Dispelling Misconceptions About Women's Empowerment

May 29, 2024 by
Basmah Osman

We see a lot misunderstandings floating around when it comes to women's empowerment, especially regarding how it might affect men. Let's take a look at some of these misconceptions and why they might not be as accurate as they seem.

Threat to Power Dynamics

Some fear that empowering women might disrupt existing power structures, especially in traditionally male-dominated fields. However, research shows the opposite: when women are empowered, it benefits everyone. Diverse teams bring a range of perspectives and ideas, leading to better outcomes for all involved (Smith, 2018). Collaborating with diverse colleagues enhances creativity and empathy in the workplace (Eagly & Carli, 2007).

Negative Impact on Opportunities

There is a perception that empowering women might limit opportunities for men, particularly in competitive fields. However, studies indicate that gender diversity in the workforce improves performance and decision-making (Williams & Dempsey, 2014). Empowering women positively impacts the economy; increasing women's participation in the workforce leads to higher GDP growth and greater economic stability (World Bank, 2019). Tapping into women's talents unlocks new avenues for innovation and growth, benefiting everyone. Embracing women's empowerment expands opportunities for all, rather than taking them away from anyone.

Moreover, professional growth opportunities abound when women are empowered. Men can benefit from the leadership skills and experiences women bring to the table, making them better leaders and advocates for diversity (Eagly & Chin, 2010).

Erosion of Traditional Roles

Another concern is that empowering women will undermine traditional gender roles, leaving men confused or disempowered. In reality, supporting women's empowerment does not devalue men. It promotes flexibility and balance in defining roles. Men can benefit from sharing responsibilities at home and work, leading to happier, more balanced lives (Ridgeway, 2011).

 Empowerment isn't about prioritizing careers over families; it's about giving women the freedom to choose what's best for them—whether that's a career, raising a family, or both (UN Women, 2018). It's also a universal concept, relevant to women in all cultures, each deserving the chance to reach her full potential (Kabeer, 1999).

Erosion of Personal Relationship

Some fear that men supporting women's empowerment will negatively affect personal relationships. On the contrary, men who champion gender equality tend to have stronger, healthier relationships, both at home and at work. Mutual respect and understanding are key (Pleck, 2010).
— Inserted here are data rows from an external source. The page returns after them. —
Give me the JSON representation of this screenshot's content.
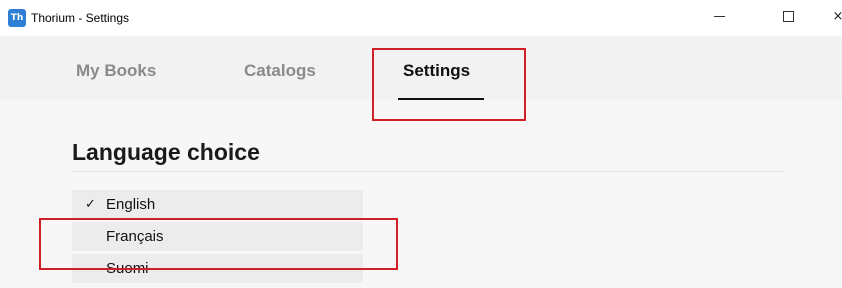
{
  "window": {
    "icon_text": "Th",
    "title": "Thorium - Settings",
    "controls": {
      "minimize_icon": "minimize-icon",
      "maximize_icon": "maximize-icon",
      "close_glyph": "×"
    }
  },
  "tabs": [
    {
      "label": "My Books",
      "active": false
    },
    {
      "label": "Catalogs",
      "active": false
    },
    {
      "label": "Settings",
      "active": true
    }
  ],
  "main": {
    "section_title": "Language choice",
    "languages": [
      {
        "label": "English",
        "selected": true,
        "check": "✓"
      },
      {
        "label": "Français",
        "selected": false
      },
      {
        "label": "Suomi",
        "selected": false
      }
    ]
  },
  "colors": {
    "highlight": "#d11f26",
    "app_icon": "#2f7fd6",
    "active_tab": "#111111",
    "inactive_tab": "#8a8a8a"
  }
}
By dispelling these myths and engaging in honest conversations about what empowerment truly means, we can create a world where everyone—women and men alike, including future generations—has the opportunity to thrive.



Smith, R. (2018). "The Benefits of Diverse Teams." Journal of Workplace Diversity.

Eagly, A. H., & Carli, L. L. (2007). Through the Labyrinth: The Truth About How Women Become Leaders. Harvard Business Review Press.

Williams, J. C., & Dempsey, R. (2014). What Works for Women at Work: Four Patterns Working Women Need to Know. New York University Press.

World Bank. (2019). "Women, Business and the Law: A Decade of Reform."

Eagly, A. H., & Chin, J. L. (2010). "Diversity and Leadership in a Changing World." American Psychologist, 65(3), 216-224.

Ridgeway, C. L. (2011). Framed by Gender: How Gender Inequality Persists in the Modern World. Oxford University Press.

UN Women. (2018). "Turning Promises into Action: Gender Equality in the 2030 Agenda for Sustainable Development."

Kabeer, N. (1999). "Resources, Agency, Achievements: Reflections on the Measurement of Women's Empowerment." Development and Change, 30(3), 435-464.

Pleck, J. H. (2010). "Masculinity and Fatherhood." In M. E. Lamb (Ed.), The Role of the Father in Child Development. John Wiley & Sons.